YOUR INSTRUCTIONS: Check every line of the records below for the string "value" and copy the ones that have it.
══════
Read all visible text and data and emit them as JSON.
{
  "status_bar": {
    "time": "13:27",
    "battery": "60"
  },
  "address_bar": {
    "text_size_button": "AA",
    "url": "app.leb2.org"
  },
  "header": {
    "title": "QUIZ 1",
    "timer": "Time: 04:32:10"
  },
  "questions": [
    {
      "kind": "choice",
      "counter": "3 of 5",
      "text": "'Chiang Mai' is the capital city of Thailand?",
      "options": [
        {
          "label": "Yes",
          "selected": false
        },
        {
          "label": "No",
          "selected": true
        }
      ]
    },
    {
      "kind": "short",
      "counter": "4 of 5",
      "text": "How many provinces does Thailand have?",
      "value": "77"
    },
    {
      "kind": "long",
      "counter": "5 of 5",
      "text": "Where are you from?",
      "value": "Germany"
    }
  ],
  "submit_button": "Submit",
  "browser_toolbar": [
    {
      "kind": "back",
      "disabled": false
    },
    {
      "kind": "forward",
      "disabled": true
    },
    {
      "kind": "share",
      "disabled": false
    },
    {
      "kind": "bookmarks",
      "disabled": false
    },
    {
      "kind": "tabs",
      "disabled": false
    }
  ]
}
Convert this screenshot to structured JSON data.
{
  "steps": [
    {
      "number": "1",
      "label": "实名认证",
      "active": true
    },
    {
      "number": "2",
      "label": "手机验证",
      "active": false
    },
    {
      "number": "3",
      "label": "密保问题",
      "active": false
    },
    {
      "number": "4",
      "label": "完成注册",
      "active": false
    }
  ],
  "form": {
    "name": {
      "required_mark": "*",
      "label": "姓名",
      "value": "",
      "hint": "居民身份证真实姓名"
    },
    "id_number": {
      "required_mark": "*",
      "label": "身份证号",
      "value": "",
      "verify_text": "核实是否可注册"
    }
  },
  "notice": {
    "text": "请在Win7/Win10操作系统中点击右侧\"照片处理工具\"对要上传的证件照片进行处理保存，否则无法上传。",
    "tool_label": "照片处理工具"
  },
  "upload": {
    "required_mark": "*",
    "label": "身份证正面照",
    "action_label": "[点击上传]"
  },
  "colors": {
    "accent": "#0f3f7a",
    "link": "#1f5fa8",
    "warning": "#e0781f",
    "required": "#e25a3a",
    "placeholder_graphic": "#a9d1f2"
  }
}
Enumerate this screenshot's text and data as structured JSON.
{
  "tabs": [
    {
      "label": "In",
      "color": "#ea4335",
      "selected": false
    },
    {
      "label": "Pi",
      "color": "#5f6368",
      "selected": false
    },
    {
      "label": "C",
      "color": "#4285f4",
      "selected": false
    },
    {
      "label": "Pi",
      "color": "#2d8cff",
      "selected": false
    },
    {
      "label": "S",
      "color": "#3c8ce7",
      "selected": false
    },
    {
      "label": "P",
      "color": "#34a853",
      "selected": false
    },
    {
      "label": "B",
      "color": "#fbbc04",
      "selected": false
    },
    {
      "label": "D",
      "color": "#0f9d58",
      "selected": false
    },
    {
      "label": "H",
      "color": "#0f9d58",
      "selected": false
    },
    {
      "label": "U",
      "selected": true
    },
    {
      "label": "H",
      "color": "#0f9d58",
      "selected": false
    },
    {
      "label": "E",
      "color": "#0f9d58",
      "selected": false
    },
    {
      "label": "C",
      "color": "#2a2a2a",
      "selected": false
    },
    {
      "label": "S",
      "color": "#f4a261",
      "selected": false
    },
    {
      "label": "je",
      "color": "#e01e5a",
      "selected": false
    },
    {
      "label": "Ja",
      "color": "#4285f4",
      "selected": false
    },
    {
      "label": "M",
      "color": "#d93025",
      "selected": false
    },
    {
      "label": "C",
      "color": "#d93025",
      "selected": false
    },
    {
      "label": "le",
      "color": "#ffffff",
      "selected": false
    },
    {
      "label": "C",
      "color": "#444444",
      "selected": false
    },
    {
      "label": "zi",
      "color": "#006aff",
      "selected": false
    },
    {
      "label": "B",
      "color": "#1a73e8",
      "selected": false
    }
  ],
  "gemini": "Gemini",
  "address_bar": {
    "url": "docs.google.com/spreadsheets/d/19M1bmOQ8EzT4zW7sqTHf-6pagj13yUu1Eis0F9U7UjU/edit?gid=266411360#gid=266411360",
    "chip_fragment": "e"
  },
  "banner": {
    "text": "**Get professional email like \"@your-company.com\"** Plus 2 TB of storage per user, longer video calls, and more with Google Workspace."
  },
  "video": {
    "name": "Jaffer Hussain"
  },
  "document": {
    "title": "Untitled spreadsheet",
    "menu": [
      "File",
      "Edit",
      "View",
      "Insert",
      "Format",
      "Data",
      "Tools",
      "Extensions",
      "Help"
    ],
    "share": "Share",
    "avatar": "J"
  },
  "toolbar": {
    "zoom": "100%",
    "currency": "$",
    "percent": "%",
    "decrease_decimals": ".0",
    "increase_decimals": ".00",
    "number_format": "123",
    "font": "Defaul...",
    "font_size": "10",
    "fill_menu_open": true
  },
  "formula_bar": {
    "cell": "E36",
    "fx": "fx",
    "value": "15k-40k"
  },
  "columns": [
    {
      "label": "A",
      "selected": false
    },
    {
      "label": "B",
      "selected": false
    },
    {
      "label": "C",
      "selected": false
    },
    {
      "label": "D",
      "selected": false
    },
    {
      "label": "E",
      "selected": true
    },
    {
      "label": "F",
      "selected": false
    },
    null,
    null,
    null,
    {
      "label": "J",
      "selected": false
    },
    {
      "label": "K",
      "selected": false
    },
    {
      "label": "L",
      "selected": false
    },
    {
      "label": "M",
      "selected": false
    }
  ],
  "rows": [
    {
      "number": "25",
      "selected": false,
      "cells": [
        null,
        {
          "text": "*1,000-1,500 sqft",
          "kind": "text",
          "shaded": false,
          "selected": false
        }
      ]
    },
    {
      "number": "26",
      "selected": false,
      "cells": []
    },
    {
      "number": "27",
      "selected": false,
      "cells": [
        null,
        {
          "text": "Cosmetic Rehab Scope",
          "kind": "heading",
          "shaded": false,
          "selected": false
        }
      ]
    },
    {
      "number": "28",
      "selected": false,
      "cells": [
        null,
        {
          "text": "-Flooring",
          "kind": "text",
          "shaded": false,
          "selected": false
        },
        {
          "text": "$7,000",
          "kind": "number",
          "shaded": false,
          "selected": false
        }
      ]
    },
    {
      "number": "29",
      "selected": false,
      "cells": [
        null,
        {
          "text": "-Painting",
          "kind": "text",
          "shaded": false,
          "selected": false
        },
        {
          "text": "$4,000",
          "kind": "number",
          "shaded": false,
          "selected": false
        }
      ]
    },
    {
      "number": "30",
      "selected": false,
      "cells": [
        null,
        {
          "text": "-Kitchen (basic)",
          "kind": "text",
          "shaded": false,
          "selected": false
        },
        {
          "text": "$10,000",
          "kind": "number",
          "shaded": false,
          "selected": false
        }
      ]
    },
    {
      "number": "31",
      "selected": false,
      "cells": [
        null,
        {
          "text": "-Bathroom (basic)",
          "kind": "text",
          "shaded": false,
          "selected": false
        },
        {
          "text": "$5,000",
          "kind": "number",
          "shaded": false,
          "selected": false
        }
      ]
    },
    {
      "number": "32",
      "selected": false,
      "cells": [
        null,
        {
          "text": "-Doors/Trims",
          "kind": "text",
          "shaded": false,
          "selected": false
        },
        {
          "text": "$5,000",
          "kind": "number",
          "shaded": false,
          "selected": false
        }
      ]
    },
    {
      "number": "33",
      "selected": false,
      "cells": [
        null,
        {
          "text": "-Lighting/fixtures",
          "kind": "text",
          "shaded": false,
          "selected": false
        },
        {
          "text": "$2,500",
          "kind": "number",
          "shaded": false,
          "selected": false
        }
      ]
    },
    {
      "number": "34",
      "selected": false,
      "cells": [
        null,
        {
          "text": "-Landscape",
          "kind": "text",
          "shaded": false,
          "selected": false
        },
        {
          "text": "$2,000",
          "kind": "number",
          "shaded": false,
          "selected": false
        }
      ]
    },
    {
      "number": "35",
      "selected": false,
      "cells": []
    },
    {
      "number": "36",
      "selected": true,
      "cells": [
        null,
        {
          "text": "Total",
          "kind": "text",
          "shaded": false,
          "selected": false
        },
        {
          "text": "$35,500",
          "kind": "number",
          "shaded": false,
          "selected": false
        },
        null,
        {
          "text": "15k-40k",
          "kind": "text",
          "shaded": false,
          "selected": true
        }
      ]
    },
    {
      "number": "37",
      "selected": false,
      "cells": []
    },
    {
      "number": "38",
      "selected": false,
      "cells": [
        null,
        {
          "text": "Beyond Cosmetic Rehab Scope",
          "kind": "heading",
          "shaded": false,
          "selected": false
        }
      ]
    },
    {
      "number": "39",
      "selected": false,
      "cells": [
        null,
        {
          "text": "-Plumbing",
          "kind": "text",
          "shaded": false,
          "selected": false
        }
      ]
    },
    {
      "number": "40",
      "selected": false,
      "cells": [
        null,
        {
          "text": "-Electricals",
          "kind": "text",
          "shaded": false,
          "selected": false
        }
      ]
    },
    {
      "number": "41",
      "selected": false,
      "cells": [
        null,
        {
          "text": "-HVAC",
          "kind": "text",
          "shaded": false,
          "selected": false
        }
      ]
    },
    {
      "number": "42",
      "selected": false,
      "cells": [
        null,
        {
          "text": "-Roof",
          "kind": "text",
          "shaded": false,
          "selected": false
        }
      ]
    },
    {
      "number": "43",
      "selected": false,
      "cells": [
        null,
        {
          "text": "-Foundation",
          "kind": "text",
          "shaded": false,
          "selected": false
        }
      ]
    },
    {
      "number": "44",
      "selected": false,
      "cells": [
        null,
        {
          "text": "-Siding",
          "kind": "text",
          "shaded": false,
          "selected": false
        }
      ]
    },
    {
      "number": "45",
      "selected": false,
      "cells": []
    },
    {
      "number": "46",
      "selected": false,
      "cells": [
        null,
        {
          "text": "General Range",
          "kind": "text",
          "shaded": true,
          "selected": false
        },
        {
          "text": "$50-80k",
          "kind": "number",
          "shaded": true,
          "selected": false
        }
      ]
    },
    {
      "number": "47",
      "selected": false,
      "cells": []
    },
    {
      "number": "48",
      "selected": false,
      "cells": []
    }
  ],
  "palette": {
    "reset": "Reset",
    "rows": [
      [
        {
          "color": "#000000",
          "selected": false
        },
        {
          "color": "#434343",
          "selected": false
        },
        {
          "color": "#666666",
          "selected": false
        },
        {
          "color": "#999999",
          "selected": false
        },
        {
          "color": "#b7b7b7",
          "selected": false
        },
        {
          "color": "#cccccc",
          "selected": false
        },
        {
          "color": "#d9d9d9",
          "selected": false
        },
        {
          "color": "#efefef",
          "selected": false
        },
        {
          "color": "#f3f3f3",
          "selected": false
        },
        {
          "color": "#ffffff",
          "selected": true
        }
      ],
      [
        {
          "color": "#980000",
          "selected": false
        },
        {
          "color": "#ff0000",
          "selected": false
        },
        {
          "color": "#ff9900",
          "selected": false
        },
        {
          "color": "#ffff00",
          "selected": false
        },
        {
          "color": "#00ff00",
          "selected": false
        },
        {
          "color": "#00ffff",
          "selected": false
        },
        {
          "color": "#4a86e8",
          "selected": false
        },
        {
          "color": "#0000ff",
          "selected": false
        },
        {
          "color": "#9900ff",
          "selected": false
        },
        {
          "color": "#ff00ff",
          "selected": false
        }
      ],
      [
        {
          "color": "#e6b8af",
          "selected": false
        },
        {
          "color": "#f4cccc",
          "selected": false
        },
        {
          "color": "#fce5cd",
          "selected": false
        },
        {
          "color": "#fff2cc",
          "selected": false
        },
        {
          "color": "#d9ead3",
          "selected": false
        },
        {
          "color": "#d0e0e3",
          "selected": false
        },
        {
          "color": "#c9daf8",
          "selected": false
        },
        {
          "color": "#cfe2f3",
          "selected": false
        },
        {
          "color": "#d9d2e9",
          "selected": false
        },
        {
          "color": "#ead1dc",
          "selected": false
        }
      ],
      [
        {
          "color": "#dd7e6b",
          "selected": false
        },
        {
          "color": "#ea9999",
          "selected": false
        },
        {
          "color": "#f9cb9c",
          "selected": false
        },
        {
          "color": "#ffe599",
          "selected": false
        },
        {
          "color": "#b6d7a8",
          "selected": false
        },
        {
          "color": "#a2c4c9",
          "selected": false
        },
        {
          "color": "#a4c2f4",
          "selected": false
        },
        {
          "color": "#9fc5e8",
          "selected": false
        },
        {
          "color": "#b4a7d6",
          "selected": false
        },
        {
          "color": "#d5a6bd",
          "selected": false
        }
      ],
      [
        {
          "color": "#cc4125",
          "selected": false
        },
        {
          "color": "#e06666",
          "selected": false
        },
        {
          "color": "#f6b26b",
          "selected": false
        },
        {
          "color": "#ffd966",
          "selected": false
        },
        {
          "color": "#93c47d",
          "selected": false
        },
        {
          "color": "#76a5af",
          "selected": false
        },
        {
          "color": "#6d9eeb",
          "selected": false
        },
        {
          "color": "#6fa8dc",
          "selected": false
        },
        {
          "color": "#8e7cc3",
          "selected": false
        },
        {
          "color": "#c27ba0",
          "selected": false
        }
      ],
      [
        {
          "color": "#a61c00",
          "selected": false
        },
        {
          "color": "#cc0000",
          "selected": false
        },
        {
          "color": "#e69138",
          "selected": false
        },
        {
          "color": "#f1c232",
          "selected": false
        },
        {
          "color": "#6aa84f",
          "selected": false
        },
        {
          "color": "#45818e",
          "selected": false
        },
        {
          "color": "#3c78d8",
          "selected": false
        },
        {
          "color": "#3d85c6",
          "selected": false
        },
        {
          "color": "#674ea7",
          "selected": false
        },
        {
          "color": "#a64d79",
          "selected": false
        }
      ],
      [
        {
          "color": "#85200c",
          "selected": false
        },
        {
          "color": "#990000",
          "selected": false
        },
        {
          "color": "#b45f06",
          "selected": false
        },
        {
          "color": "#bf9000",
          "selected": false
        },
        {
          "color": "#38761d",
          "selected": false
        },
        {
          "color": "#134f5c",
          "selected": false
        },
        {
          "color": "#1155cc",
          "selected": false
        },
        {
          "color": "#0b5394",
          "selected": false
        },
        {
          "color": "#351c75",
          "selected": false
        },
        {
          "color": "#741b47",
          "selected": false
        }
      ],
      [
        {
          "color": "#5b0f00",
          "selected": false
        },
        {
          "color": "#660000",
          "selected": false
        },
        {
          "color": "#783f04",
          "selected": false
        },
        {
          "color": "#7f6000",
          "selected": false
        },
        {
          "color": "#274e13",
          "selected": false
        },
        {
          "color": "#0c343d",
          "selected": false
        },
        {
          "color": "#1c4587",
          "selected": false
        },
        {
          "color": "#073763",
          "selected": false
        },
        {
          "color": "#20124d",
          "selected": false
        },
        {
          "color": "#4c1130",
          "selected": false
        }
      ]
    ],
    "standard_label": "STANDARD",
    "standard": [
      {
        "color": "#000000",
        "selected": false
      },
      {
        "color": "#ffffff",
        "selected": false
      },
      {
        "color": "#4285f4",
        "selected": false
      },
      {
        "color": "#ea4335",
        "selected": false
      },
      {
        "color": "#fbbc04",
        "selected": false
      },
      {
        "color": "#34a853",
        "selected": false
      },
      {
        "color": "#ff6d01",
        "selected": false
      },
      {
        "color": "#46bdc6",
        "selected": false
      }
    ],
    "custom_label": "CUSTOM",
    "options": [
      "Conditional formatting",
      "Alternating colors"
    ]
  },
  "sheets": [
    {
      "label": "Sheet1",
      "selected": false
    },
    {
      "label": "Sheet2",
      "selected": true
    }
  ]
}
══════
RESPONSE FOR THIS EXERCISE:
      "value": "77"
      "value": "Germany"
      "value": "",
      "value": "",
    "value": "15k-40k"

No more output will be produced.